DESCRIPTION OF THE TASK:
Write out every record in full, exactly as written, please.

Items from an interface collection:
++++++++++

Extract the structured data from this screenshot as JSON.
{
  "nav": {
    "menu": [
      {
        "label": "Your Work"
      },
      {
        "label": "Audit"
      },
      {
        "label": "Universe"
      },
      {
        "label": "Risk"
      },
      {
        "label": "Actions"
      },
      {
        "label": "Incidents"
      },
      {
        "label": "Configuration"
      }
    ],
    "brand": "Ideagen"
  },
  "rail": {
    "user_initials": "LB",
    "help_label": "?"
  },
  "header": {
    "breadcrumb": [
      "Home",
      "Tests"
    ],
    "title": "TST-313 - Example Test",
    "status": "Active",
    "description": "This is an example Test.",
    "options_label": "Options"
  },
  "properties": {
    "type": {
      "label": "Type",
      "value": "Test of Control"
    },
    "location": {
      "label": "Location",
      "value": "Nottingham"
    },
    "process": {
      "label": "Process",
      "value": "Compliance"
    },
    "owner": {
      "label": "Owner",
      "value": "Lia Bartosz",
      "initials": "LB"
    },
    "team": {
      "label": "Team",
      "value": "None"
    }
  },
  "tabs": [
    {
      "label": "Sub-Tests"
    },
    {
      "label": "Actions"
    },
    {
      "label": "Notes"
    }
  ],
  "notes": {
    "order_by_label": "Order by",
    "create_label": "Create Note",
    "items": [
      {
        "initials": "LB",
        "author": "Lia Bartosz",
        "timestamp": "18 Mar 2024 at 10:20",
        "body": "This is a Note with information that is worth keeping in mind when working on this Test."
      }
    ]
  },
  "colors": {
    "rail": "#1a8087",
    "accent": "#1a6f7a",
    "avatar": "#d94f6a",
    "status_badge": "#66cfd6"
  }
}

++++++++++

SOLUTION TO THE PROBLEM:
Extract the structured data from this screenshot as JSON.
{
  "nav": {
    "menu": [
      {
        "label": "Your Work"
      },
      {
        "label": "Audit"
      },
      {
        "label": "Universe"
      },
      {
        "label": "Risk"
      },
      {
        "label": "Actions"
      },
      {
        "label": "Incidents"
      },
      {
        "label": "Configuration"
      }
    ],
    "brand": "Ideagen"
  },
  "rail": {
    "user_initials": "LB",
    "help_label": "?"
  },
  "header": {
    "breadcrumb": [
      "Home",
      "Tests"
    ],
    "title": "TST-313 - Example Test",
    "status": "Active",
    "description": "This is an example Test.",
    "options_label": "Options"
  },
  "properties": {
    "type": {
      "label": "Type",
      "value": "Test of Control"
    },
    "location": {
      "label": "Location",
      "value": "Nottingham"
    },
    "process": {
      "label": "Process",
      "value": "Compliance"
    },
    "owner": {
      "label": "Owner",
      "value": "Lia Bartosz",
      "initials": "LB"
    },
    "team": {
      "label": "Team",
      "value": "None"
    }
  },
  "tabs": [
    {
      "label": "Sub-Tests"
    },
    {
      "label": "Actions"
    },
    {
      "label": "Notes"
    }
  ],
  "notes": {
    "order_by_label": "Order by",
    "create_label": "Create Note",
    "items": [
      {
        "initials": "LB",
        "author": "Lia Bartosz",
        "timestamp": "18 Mar 2024 at 10:20",
        "body": "This is a Note with information that is worth keeping in mind when working on this Test."
      }
    ]
  },
  "colors": {
    "rail": "#1a8087",
    "accent": "#1a6f7a",
    "avatar": "#d94f6a",
    "status_badge": "#66cfd6"
  }
}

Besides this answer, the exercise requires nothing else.